* WHAT IS REQUIRED *
Pull every line holding the string "Prognose" from the records below.

-------- RECORDED INFORMATION

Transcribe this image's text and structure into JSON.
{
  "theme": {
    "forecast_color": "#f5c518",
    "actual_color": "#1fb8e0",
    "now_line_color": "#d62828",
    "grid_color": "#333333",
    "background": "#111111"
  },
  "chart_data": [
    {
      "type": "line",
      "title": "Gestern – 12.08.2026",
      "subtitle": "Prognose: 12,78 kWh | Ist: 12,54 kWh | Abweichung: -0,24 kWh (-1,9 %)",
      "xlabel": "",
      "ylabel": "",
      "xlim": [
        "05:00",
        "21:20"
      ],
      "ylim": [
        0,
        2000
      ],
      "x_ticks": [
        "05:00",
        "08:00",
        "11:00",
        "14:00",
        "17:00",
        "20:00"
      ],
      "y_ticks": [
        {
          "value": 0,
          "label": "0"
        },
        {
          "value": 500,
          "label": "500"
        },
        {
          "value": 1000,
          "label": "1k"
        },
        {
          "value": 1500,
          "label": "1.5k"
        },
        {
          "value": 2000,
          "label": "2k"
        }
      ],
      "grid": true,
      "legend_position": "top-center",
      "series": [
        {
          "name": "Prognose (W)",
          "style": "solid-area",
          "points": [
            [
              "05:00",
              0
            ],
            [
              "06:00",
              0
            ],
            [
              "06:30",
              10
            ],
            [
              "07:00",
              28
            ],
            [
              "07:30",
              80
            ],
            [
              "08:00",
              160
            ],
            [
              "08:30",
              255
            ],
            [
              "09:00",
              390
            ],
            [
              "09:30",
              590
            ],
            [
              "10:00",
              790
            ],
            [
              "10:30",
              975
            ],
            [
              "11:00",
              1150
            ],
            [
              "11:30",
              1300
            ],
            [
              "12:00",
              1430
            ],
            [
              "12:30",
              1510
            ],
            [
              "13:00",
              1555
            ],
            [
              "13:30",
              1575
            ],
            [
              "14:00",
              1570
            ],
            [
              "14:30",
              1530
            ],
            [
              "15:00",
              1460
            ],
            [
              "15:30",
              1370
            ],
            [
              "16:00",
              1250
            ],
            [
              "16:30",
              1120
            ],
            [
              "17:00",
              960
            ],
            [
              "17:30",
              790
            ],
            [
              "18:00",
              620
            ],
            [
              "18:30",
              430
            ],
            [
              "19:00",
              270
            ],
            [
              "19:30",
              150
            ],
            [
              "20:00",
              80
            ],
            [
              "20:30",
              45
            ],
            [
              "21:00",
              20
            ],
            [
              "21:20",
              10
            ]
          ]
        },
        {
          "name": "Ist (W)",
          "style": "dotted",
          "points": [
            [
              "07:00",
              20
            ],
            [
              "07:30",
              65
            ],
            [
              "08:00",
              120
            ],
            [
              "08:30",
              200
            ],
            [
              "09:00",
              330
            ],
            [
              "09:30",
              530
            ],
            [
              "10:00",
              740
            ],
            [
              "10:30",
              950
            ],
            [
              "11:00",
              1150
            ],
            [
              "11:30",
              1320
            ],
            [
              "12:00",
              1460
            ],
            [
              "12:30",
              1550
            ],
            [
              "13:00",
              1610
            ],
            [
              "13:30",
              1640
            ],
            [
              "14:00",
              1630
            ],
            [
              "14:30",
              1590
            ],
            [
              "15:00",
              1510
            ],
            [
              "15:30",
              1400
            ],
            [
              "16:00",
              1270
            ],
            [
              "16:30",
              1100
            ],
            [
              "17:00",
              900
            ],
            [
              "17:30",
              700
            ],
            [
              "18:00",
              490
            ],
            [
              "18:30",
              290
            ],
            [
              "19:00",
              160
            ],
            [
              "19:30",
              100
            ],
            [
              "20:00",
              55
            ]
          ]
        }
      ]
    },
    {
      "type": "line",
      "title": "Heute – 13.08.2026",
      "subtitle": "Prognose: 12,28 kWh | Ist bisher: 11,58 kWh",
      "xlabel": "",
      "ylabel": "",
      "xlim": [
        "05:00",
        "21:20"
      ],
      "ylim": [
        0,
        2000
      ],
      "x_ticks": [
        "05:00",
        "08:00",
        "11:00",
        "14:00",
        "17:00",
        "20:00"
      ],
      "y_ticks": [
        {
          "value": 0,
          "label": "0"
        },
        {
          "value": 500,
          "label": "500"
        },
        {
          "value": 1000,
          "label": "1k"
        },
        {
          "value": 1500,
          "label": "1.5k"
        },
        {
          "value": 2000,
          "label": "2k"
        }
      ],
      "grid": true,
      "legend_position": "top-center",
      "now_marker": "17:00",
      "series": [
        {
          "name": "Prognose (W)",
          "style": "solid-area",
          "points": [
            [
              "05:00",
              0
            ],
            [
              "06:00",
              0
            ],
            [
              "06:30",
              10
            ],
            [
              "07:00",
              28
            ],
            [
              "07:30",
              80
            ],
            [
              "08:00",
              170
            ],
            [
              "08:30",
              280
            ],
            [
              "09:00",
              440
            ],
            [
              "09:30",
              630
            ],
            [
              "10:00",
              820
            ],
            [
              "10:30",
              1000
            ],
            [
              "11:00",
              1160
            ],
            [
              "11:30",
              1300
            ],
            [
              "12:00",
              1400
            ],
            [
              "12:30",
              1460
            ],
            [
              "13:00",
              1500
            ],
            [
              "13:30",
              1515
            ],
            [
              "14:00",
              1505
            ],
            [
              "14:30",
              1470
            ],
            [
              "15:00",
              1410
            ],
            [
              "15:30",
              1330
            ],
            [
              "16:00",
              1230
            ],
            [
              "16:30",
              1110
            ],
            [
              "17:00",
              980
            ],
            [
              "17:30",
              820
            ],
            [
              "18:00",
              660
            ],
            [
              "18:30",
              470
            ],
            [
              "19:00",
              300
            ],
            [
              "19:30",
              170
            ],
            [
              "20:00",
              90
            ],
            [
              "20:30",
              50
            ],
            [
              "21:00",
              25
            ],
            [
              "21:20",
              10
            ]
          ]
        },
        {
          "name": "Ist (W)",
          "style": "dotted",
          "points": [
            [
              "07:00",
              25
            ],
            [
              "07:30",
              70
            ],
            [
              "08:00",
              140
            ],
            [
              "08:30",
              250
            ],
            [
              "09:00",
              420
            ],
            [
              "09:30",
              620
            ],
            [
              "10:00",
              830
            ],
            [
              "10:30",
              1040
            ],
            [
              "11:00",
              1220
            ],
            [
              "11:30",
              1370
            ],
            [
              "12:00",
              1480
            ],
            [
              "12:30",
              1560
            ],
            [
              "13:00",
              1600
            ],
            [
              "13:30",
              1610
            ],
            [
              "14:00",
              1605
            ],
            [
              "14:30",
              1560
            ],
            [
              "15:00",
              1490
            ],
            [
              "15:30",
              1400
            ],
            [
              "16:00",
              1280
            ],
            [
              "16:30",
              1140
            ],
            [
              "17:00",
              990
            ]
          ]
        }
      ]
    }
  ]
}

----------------

* RESPONSE TO THIS TASK *
      "subtitle": "Prognose: 12,78 kWh | Ist: 12,54 kWh | Abweichung: -0,24 kWh (-1,9 %)",
          "name": "Prognose (W)",
      "subtitle": "Prognose: 12,28 kWh | Ist bisher: 11,58 kWh",
          "name": "Prognose (W)",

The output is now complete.